Daggerfall Tools for Unity has good fundamentals. It can load any texture, model, sound effect, city, dungeon, season, and climate. It has weapons, skies, enemies, combat, building interiors, tons of editor options, and a solid API for reading anything else you need from Daggerfall into Unity.
The big missing piece right now is loading up the right city based on world position and automatically applying things like time of day and seasonal effects. Starting from 1.1, many of these additional extras will be included in the tools. This post talks a little bit about the new features with some technical bits thrown in.
If you’ve already used Daggerfall Tools for Unity, then you know it uses a singleton object called DaggerfallUnity as an interface and broker between Unity and the Arena2 binary data. There are several components attached to DaggerfallUnity for various tasks. In 1.1 you will find a couple of new components in the mix that bring proper time and space handling. These are PlayerGPS and WorldTime. Let’s take a look at PlayerGPS first.
PlayerGPS is fairly basic on the surface. It exposes two variables to manage a virtual player position anywhere in the Illiac Bay. The world map in Daggerfall is 1000×500 “world pixels”, with each “pixel” being 32768×32768 native units in size. This means the total world size ranges from 0,0 (bottom-left, or south-west corner of map) through to 32768000, 16384000 (top-right, or north-west corner of map) The numbers you see above (6782976, 9371648) are world coordinates for the city of Daggerfall.

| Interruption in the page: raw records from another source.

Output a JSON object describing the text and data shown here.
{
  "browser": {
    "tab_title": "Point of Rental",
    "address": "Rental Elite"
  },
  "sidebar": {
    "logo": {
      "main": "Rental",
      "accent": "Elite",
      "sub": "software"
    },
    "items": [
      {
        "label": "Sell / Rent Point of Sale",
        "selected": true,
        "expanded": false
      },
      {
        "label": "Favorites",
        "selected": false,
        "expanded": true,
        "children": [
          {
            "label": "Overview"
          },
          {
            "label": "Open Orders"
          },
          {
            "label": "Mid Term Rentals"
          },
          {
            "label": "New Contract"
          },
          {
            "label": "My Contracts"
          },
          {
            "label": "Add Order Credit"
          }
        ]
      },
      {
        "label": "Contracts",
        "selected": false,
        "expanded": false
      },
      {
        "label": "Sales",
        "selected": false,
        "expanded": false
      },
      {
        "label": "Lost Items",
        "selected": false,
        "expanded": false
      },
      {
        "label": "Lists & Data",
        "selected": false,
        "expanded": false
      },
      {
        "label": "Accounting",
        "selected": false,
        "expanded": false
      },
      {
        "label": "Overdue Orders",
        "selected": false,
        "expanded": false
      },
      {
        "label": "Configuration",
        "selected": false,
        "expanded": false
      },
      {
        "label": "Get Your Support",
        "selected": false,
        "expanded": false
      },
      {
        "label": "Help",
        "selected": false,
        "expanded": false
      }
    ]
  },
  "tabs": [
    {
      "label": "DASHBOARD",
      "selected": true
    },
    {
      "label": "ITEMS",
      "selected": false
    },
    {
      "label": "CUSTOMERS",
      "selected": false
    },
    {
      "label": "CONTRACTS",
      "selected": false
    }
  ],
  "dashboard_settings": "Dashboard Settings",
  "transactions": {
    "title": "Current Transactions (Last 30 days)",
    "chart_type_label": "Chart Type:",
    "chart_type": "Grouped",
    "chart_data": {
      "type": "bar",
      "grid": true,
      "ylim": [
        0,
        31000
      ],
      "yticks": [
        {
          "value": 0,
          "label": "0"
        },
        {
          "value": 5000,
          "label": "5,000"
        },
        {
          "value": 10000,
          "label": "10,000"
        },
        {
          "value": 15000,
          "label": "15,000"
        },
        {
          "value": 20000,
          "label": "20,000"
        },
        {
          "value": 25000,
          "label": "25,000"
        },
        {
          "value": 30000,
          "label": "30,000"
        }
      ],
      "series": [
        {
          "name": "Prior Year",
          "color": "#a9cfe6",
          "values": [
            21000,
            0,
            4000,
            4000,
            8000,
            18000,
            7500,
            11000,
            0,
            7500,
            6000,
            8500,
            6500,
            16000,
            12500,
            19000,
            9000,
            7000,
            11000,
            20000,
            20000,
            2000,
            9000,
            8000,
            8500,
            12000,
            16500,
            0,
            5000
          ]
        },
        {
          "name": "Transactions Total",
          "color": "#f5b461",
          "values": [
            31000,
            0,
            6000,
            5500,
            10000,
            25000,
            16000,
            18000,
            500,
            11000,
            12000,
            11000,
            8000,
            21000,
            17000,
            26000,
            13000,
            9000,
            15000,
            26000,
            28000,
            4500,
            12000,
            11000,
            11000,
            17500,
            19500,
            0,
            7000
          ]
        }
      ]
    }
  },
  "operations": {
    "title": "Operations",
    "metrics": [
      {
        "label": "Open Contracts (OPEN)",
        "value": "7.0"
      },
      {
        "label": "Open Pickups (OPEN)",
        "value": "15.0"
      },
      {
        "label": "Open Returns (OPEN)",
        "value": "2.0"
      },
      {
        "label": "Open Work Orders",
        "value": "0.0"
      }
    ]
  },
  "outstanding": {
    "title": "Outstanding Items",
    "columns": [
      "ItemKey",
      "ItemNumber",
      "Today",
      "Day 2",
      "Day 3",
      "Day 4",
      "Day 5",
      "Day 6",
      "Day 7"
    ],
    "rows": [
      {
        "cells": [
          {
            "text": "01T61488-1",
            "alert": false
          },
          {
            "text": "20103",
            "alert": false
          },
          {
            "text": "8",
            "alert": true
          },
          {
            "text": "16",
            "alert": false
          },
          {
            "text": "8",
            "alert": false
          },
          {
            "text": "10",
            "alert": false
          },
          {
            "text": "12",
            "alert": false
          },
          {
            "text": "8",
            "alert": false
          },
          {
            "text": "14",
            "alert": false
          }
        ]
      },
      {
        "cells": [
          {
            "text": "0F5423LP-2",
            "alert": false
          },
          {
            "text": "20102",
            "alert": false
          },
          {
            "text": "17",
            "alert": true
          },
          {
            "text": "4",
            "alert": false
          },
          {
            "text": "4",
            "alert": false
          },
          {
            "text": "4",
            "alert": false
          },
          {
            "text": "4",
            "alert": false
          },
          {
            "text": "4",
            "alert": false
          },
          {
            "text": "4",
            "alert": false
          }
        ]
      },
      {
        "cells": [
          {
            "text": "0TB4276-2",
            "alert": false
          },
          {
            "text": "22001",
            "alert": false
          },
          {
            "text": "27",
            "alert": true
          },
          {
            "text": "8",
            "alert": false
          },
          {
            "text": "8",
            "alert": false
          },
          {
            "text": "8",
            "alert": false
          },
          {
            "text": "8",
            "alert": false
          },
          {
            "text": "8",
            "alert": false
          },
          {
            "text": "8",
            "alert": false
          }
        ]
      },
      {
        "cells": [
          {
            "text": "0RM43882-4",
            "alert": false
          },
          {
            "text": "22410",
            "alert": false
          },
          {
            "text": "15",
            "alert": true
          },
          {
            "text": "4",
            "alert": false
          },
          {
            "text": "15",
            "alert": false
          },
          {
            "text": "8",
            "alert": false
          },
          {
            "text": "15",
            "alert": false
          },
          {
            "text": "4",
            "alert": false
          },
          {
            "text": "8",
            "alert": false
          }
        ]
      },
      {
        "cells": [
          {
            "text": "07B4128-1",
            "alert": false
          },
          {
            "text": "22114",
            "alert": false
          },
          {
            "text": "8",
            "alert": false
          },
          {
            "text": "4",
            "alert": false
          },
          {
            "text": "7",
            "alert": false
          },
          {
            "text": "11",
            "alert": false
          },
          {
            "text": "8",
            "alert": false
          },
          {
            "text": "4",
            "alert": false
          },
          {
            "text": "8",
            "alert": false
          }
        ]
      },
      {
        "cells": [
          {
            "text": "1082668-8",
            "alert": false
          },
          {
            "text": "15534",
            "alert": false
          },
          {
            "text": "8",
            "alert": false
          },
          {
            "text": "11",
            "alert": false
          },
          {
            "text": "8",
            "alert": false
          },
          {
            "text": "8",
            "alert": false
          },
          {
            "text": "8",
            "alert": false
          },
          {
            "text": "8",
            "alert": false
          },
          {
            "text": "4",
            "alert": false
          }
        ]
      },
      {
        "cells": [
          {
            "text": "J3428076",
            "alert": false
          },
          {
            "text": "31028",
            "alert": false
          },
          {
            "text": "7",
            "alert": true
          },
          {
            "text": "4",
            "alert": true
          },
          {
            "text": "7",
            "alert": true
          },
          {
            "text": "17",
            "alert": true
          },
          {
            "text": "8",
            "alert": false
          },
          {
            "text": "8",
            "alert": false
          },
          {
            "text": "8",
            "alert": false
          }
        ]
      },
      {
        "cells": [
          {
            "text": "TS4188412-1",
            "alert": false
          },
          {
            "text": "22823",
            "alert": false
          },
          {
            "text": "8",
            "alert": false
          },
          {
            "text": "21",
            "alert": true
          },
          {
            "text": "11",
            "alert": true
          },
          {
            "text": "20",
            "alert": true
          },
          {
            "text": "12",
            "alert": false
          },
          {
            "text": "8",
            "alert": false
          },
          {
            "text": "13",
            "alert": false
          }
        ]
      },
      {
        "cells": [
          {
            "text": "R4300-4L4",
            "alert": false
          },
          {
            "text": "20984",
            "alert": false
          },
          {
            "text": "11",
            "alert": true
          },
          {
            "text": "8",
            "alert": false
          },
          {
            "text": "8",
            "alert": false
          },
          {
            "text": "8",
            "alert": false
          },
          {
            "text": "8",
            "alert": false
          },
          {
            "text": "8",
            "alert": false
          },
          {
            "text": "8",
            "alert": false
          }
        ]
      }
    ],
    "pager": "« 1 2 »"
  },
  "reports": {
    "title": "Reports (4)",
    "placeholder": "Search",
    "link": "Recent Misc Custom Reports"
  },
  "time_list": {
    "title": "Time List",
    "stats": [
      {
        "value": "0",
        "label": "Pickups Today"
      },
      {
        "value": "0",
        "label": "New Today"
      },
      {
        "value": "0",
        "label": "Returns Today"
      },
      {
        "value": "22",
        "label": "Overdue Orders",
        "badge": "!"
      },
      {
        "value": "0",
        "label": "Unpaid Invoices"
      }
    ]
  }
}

At code level, PlayerGPS exposes more functionality. It can provide information about climate and politics, check to see if a location is present, etc. New static methods in the MapsFile class also provide the ability to move between different coordinate systems used by Daggerfall – such as longitude and latitude, world pixel, world coordinate, and location ID. The location ID is actually a special number derived from the longitude and latitude. It allows for any location to be looked up quickly via hash. PlayerGPS exposes this via lookup functions into a Dictionary collection.
To help support all this from editor and code, the internal DaggerfallLocation component (a self-assembling map layout for cities and dungeons) now hold additional metadata with locations.
Most of what you need to know about a location is either in this metadata, or can be read from the API using this information as a starting point. The good news is that you don’t need to worry about any of this if you don’t want to. The toolset automates all of this for you in different ways. More on this shortly.
Next comes WorldTime. This component is an actual Daggerfall-styled Tamrielic calendar.
When you start a game, WorldTime starts counting the seconds using whatever timescale you have set. You can set timescale at 0.5 to make world time run at half speed, or at 100,000,000 to watch months flip by in moments. To make it easy to use, the individual time units are broken down in a very human-readable format (year, month, day, etc.).
This is far more than just a timer. WorldTime exposes real information about seasons, birth signs, month names, and so on. When coupled with PlayerGPS, it becomes possible to pinpoint the exact climate, season, and time of day for player position and make the world react as expected.
This means everything from rotating the sun through an animated sky, to making it snow, to setting the correct sky by climate and season, to lighting up windows at night, to turning street lights on and off. You’ve probably seen this video already, but here is WorldTime in full effect. You don’t see the seasons change, but that is in and working. If you let the simulation run long enough, seasons will roll by as expected.
You don’t need to do anything special to benefit from any of this. Just tick the new boxes below and the tools do the rest for you.
More automation will be added as the feature set expands.
Time and space aren’t the only new feature coming in 1.1. There are huge improvements to import speed and the beginnings of true world streaming, a feature scheduled for version 1.2. My goal for 1.2 is to allow you to walk around a fully streaming, fully time-automated world. For now though, world streaming is still in early testing stages, and looks a bit like this.
Each of these tiles represent a single “world pixel”. In this test, locations are streamed in around the player’s world position. As the player moves, new world pixels are read in or disposed as required.
In case you’re wondering, yes that actually is the entire city of Daggerfall on a single tile. All the models are rendered as normal, I just have the camera pointing straight down from a high position. The gray tiles will eventually be replaced by a simple terrain system, also scheduled for version 1.2.
You won’t have long to wait for all this stuff. The 1.1 release should be ready within the next week, and 1.2 (which I’m working on now) will only be a few weeks away. When 1.2 is ready you’ll be able to just drop in a few prefabs (or load a premade scene) and hit Play to explore the entire of Illiac Bay.
I’m very excited to get all this through to you as soon as possible.